- **Your instructions**
Find "Extract the structured" in the data, then restate the line it sits in and every later line word for word, ending with the last line.
-- Material supplied follows --
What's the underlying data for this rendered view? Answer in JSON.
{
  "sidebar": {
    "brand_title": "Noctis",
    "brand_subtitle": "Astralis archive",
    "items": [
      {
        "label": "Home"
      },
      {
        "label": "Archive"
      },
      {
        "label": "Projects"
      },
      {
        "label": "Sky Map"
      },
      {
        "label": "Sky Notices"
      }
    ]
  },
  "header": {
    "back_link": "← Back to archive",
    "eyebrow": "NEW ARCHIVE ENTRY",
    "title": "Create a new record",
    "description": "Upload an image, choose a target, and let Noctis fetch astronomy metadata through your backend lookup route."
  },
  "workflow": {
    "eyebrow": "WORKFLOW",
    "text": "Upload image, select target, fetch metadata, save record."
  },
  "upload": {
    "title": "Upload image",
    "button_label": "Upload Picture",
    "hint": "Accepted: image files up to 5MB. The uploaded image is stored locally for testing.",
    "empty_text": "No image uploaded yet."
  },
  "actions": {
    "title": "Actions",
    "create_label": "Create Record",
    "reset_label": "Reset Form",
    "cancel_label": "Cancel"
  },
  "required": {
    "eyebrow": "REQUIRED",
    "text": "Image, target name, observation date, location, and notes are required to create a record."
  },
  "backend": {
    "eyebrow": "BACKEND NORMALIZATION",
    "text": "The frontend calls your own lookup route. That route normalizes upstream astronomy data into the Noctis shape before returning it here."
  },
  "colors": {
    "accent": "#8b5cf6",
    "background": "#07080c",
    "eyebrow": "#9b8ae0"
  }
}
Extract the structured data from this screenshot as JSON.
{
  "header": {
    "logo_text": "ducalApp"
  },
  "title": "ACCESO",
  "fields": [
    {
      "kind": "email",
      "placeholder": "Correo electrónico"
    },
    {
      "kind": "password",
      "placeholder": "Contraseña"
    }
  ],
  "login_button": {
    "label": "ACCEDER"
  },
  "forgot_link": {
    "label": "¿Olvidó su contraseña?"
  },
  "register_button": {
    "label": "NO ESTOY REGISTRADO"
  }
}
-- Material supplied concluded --
- **Finished exercise**
Extract the structured data from this screenshot as JSON.
{
  "header": {
    "logo_text": "ducalApp"
  },
  "title": "ACCESO",
  "fields": [
    {
      "kind": "email",
      "placeholder": "Correo electrónico"
    },
    {
      "kind": "password",
      "placeholder": "Contraseña"
    }
  ],
  "login_button": {
    "label": "ACCEDER"
  },
  "forgot_link": {
    "label": "¿Olvidó su contraseña?"
  },
  "register_button": {
    "label": "NO ESTOY REGISTRADO"
  }
}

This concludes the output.